PROMPT: Identify, in the records below, every line where the string "icon" appears, and copy each such line.

[Extracted data entries]
____________________

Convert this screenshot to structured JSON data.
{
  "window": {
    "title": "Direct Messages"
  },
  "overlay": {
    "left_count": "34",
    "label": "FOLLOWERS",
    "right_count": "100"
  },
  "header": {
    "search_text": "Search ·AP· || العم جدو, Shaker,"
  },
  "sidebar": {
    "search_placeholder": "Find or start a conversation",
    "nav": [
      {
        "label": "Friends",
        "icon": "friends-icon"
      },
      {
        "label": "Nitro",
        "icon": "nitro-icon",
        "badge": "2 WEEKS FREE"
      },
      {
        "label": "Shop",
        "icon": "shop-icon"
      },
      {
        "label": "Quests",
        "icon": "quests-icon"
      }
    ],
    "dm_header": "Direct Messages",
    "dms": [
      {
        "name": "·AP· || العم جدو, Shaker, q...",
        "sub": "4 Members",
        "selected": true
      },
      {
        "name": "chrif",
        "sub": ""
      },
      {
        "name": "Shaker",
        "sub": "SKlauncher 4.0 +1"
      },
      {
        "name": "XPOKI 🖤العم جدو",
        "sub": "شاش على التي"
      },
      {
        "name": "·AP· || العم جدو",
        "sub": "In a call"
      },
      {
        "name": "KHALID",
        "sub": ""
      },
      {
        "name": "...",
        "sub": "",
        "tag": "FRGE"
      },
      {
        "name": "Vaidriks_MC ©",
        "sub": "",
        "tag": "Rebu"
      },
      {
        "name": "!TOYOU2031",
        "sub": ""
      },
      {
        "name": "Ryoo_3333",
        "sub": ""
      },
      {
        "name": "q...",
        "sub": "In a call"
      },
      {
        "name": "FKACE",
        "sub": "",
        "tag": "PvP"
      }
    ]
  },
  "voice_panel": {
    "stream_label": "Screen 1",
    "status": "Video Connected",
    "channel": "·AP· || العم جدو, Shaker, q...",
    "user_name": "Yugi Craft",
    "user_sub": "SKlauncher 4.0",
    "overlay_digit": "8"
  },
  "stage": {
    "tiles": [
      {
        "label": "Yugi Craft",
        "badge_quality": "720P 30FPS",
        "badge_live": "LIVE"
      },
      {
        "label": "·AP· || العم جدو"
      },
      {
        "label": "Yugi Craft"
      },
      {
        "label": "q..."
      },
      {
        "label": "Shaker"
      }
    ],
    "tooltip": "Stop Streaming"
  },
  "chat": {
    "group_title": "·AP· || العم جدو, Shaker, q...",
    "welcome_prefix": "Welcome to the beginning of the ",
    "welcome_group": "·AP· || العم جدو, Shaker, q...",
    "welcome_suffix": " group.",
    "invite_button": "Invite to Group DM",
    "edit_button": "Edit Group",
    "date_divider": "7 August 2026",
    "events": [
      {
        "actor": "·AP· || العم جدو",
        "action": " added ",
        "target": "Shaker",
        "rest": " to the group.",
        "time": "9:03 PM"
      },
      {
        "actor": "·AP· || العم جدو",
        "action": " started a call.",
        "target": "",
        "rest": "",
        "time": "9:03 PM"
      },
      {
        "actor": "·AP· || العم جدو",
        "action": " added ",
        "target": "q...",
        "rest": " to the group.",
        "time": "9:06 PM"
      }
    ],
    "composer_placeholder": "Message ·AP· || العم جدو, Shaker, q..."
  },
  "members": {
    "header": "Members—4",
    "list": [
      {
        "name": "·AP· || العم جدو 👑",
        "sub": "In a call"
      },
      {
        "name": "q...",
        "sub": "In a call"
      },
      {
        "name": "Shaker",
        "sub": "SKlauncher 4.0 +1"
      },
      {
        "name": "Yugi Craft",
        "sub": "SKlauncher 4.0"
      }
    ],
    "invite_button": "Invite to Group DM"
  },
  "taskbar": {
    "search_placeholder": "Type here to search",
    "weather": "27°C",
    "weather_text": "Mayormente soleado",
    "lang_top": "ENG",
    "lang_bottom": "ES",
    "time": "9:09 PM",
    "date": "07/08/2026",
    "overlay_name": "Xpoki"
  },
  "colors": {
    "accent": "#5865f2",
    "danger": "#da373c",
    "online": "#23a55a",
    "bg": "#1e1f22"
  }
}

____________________

REPLY:
        "icon": "friends-icon"
        "icon": "nitro-icon",
        "icon": "shop-icon"
        "icon": "quests-icon"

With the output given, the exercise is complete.